(WORK INSTRUCTION):
Please return every record below exactly as it stands.

(EXTRACTED INFORMATION):
-- Opening Marker --

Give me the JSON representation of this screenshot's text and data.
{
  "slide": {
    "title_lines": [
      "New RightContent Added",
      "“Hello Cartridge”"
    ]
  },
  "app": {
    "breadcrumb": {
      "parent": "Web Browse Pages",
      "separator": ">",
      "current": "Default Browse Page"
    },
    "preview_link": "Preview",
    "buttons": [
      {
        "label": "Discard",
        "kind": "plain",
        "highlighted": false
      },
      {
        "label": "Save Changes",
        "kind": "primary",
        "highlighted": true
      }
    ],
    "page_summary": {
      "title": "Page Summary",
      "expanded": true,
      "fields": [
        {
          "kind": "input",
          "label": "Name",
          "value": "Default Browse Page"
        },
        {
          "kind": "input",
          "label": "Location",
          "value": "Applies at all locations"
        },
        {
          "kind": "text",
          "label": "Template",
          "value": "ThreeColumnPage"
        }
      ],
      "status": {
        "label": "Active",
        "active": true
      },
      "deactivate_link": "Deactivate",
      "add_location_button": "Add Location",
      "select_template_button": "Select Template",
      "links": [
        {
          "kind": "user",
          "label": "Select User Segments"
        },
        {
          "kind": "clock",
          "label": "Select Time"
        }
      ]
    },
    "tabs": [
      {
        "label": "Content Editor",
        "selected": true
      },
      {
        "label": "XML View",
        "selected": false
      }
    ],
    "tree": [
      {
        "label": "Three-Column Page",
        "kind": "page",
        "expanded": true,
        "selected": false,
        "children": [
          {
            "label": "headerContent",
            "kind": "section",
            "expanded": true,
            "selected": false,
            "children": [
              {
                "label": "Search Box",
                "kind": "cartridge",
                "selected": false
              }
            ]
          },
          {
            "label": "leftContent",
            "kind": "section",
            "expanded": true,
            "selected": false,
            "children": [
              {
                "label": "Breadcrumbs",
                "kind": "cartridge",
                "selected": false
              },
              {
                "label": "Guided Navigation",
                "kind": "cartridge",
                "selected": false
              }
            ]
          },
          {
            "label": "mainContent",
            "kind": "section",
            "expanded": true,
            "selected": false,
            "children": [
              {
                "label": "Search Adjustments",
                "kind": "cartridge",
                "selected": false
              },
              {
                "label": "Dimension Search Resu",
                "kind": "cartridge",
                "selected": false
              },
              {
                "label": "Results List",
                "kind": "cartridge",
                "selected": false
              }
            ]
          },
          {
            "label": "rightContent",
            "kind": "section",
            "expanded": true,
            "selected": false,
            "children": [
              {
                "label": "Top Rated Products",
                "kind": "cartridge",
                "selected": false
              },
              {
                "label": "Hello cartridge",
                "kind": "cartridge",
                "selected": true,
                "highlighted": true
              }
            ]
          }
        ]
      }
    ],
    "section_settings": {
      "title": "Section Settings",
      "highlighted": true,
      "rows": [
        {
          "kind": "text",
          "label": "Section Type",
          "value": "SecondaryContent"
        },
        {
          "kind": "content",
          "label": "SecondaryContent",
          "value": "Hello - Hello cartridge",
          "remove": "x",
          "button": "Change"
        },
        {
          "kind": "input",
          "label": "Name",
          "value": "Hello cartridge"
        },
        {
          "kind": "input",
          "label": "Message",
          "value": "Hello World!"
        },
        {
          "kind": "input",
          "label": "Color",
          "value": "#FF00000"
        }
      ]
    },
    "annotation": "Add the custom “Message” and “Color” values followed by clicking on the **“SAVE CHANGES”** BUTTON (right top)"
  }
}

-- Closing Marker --

(RESPONSE BELOW):
Give me the JSON representation of this screenshot's text and data.
{
  "slide": {
    "title_lines": [
      "New RightContent Added",
      "“Hello Cartridge”"
    ]
  },
  "app": {
    "breadcrumb": {
      "parent": "Web Browse Pages",
      "separator": ">",
      "current": "Default Browse Page"
    },
    "preview_link": "Preview",
    "buttons": [
      {
        "label": "Discard",
        "kind": "plain",
        "highlighted": false
      },
      {
        "label": "Save Changes",
        "kind": "primary",
        "highlighted": true
      }
    ],
    "page_summary": {
      "title": "Page Summary",
      "expanded": true,
      "fields": [
        {
          "kind": "input",
          "label": "Name",
          "value": "Default Browse Page"
        },
        {
          "kind": "input",
          "label": "Location",
          "value": "Applies at all locations"
        },
        {
          "kind": "text",
          "label": "Template",
          "value": "ThreeColumnPage"
        }
      ],
      "status": {
        "label": "Active",
        "active": true
      },
      "deactivate_link": "Deactivate",
      "add_location_button": "Add Location",
      "select_template_button": "Select Template",
      "links": [
        {
          "kind": "user",
          "label": "Select User Segments"
        },
        {
          "kind": "clock",
          "label": "Select Time"
        }
      ]
    },
    "tabs": [
      {
        "label": "Content Editor",
        "selected": true
      },
      {
        "label": "XML View",
        "selected": false
      }
    ],
    "tree": [
      {
        "label": "Three-Column Page",
        "kind": "page",
        "expanded": true,
        "selected": false,
        "children": [
          {
            "label": "headerContent",
            "kind": "section",
            "expanded": true,
            "selected": false,
            "children": [
              {
                "label": "Search Box",
                "kind": "cartridge",
                "selected": false
              }
            ]
          },
          {
            "label": "leftContent",
            "kind": "section",
            "expanded": true,
            "selected": false,
            "children": [
              {
                "label": "Breadcrumbs",
                "kind": "cartridge",
                "selected": false
              },
              {
                "label": "Guided Navigation",
                "kind": "cartridge",
                "selected": false
              }
            ]
          },
          {
            "label": "mainContent",
            "kind": "section",
            "expanded": true,
            "selected": false,
            "children": [
              {
                "label": "Search Adjustments",
                "kind": "cartridge",
                "selected": false
              },
              {
                "label": "Dimension Search Resu",
                "kind": "cartridge",
                "selected": false
              },
              {
                "label": "Results List",
                "kind": "cartridge",
                "selected": false
              }
            ]
          },
          {
            "label": "rightContent",
            "kind": "section",
            "expanded": true,
            "selected": false,
            "children": [
              {
                "label": "Top Rated Products",
                "kind": "cartridge",
                "selected": false
              },
              {
                "label": "Hello cartridge",
                "kind": "cartridge",
                "selected": true,
                "highlighted": true
              }
            ]
          }
        ]
      }
    ],
    "section_settings": {
      "title": "Section Settings",
      "highlighted": true,
      "rows": [
        {
          "kind": "text",
          "label": "Section Type",
          "value": "SecondaryContent"
        },
        {
          "kind": "content",
          "label": "SecondaryContent",
          "value": "Hello - Hello cartridge",
          "remove": "x",
          "button": "Change"
        },
        {
          "kind": "input",
          "label": "Name",
          "value": "Hello cartridge"
        },
        {
          "kind": "input",
          "label": "Message",
          "value": "Hello World!"
        },
        {
          "kind": "input",
          "label": "Color",
          "value": "#FF00000"
        }
      ]
    },
    "annotation": "Add the custom “Message” and “Color” values followed by clicking on the **“SAVE CHANGES”** BUTTON (right top)"
  }
}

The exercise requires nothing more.